The Cabinet Office has today published guidance on its review of government communication and the role of the Central Office of Information (COI).
The Cabinet Office has today published the Terms of Reference, a process methodology and a governance arrangement for its review of Government direct communication and the role of the Central Office of Information (COI).
Matt Tee, Permanent Secretary for Government Communications, who is leading the review, is now calling for the written views of Government and industry experts. These will inform the recommendations he will make to the Minister for the Cabinet Office, Francis Maude, in February.
Working with COI’s Chief Executive Mark Lund, Matt Tee is examining how Government should undertake paid for advertising and marketing campaigns for maximum effectiveness and efficiencies for the taxpayer.
The review, which was commissioned late last year, is also considering how direct communication should be best planned, coordinated, procured and evaluated when the advertising and marketing freeze is lifted at the end of this financial year. It is considering the role, status and funding of COI and governance of the communications profession.
The review will draw evidence from:
- Government departments;
- the advertising and marketing industry;
- commercial partners of Government such as supermarkets and financial service providers;
- media owners; and
- former heads of COI and the Government Communication profession.
A roundtable of senior leaders from government and marketing communications industry experts has also been appointed to help inform Matt Tee’s recommendations. The group will meet in mid January to provide their initial views and late February to provide views on the findings of the review.
The invited roundtable experts include:
- Sir Martin Sorrell KCB - Chief Executive, WPP
- John Collington - Head of Procurement, Efficiency and Reform Group, Cabinet Office
- David Abraham - Chief Executive, Channel 4
- Jeremy Heywood - Permanent Secretary, No. 10
- Amanda Mackenzie - Chief Marketing and Communications Officer, AVIVA
- Steve Hilton - Director of Strategy, No 10
- Martha Lane-Fox - Government’s Digital Champion
- Robin Wight - Chairman of Engine Group
- Stephan Shakespeare -CEO of YOUGov
- Sir Peter Gershon - Former Civil Servant and Non-Executive Director of HM Treasury
Francis Maude, Minister for the Cabinet Office, said:
The Government needs to be far more innovative in thinking about how it can best deliver incredibly important public information messages. We need to incorporate the latest ideas from initiatives such as the Ad-Council in the US and the latest thinking from experts such as our Behavioural Insight “nudge” Team. If we get this right we can save the taxpayer money and increase the effectiveness of our campaigns, which is why I’m so pleased we have this team of experts on-hand to help advise us.
Matt Tee, Permanent Secretary for Government Communications, said:
We have seen a massive reduction of over 50 per cent in paid for direct communication during the advertising and marketing freeze. We now need a model for Government’s direct communication which will help deliver more for less after the freeze has been lifted.
Government departments and external stakeholders are asked to provide their views on Government’s direct communication in writing by 21 January 2011, to Matt Tee.

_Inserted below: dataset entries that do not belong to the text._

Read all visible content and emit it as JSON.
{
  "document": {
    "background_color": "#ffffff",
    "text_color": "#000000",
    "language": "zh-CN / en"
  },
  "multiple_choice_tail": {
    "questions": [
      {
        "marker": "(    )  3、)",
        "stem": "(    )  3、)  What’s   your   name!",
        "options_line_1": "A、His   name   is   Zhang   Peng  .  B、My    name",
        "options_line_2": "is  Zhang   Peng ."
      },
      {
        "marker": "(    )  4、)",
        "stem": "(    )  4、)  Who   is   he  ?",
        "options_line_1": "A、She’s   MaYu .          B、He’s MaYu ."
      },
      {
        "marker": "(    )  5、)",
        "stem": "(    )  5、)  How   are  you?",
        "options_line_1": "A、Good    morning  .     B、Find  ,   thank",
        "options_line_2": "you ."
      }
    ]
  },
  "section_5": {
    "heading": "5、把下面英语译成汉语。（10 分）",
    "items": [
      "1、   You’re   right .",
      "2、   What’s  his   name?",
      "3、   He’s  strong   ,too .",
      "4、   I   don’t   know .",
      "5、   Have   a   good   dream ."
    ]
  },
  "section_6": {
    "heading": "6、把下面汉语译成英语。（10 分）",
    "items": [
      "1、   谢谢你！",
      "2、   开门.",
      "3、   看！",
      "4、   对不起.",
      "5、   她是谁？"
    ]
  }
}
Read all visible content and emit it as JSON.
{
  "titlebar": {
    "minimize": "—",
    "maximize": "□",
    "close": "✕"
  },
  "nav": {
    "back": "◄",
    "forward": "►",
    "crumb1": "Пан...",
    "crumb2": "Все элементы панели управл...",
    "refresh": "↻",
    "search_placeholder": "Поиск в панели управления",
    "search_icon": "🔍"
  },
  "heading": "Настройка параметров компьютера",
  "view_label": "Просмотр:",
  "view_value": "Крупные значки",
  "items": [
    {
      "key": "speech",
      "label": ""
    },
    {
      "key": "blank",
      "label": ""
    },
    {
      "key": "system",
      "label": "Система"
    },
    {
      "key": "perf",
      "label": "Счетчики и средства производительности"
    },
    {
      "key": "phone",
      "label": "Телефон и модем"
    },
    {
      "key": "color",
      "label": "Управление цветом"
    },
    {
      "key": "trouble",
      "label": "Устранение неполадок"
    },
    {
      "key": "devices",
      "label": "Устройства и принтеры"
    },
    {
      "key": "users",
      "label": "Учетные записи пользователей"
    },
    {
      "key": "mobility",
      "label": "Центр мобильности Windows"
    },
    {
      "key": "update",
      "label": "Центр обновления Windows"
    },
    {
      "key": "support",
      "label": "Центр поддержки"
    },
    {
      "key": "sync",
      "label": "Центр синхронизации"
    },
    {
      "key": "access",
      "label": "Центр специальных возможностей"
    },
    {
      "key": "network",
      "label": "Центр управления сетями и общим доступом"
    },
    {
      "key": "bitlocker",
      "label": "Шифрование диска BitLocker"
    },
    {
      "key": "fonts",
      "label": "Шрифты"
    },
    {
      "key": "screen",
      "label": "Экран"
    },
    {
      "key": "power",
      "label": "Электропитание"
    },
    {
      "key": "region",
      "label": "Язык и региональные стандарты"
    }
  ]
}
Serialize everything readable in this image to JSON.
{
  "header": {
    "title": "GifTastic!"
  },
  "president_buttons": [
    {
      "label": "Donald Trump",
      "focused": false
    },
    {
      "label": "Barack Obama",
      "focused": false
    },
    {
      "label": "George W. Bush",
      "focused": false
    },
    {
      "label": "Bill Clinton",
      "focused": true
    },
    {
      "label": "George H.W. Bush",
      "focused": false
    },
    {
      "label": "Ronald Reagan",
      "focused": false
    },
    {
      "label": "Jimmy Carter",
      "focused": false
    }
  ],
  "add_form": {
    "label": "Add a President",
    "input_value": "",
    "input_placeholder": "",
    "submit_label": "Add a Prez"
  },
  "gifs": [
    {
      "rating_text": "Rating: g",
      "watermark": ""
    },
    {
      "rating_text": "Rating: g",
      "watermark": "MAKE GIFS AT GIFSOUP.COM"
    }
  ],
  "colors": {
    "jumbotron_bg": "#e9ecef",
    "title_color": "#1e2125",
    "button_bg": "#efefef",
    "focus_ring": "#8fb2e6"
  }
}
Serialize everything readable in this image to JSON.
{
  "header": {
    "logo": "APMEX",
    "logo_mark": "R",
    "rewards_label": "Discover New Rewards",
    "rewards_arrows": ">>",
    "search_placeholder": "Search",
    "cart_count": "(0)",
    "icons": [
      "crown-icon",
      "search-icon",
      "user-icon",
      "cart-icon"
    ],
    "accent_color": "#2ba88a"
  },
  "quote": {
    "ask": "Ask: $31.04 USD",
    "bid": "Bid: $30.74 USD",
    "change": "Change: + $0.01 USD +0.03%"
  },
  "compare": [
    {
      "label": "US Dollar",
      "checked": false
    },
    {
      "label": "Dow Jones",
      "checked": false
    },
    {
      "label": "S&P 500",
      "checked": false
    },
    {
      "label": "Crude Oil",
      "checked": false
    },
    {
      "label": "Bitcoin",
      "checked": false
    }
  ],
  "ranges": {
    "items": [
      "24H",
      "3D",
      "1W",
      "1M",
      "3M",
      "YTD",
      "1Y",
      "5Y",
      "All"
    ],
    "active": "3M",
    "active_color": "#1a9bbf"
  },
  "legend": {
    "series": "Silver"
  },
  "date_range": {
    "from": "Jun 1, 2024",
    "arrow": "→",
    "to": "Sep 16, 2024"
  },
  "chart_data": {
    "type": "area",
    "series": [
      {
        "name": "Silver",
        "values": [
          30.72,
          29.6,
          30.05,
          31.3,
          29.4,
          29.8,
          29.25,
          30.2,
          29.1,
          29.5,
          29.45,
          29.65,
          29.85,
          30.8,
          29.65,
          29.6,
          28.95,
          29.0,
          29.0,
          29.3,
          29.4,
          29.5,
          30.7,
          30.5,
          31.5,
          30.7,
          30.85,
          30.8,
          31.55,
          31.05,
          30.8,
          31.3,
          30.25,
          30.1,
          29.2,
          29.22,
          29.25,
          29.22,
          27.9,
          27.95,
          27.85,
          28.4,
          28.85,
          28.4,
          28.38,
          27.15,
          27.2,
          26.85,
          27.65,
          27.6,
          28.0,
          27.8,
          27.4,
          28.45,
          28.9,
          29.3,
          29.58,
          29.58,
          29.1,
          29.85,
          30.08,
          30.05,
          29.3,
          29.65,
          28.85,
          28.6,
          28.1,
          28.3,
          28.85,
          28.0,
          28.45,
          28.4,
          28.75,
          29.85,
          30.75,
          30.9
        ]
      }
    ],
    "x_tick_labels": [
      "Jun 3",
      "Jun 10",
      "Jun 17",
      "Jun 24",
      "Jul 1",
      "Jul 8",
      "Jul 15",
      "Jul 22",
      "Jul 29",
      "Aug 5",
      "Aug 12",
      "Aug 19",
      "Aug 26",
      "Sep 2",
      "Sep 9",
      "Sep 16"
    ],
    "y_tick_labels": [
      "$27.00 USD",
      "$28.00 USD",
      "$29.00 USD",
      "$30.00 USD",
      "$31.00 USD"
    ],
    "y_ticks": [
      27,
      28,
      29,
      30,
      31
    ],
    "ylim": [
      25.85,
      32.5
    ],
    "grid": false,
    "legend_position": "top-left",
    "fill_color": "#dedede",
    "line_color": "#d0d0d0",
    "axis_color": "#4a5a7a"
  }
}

Notes to editors
The term direct communication is being used as a simple definition for the advertising and marketing activity managed by Government. It covers all activity in scope of the current Efficiency and Reform Group advertising and marketing freeze.
Government’s press and media relations functions, which are traditionally provided in-house by departments are not covered in the Review.
In May 2010 the Government introduced a freeze on advertising and marketing activity. As a result the volume of communications activity by Government commissioned through COI fell by over 50 per cent in the first six months of this year, compared to the same period last year. Subsequently, COI ran a redundancy programme which reduced its staff numbers by 40 per cent, from 737 to 450.
Government communication activity started in the middle of the 19th century with the Post Office. In the 20th century, a Ministry of Information was created, twice, to aid communications in the two world wars. COI was established on 1 April 1946 out of the former Ministry of Information.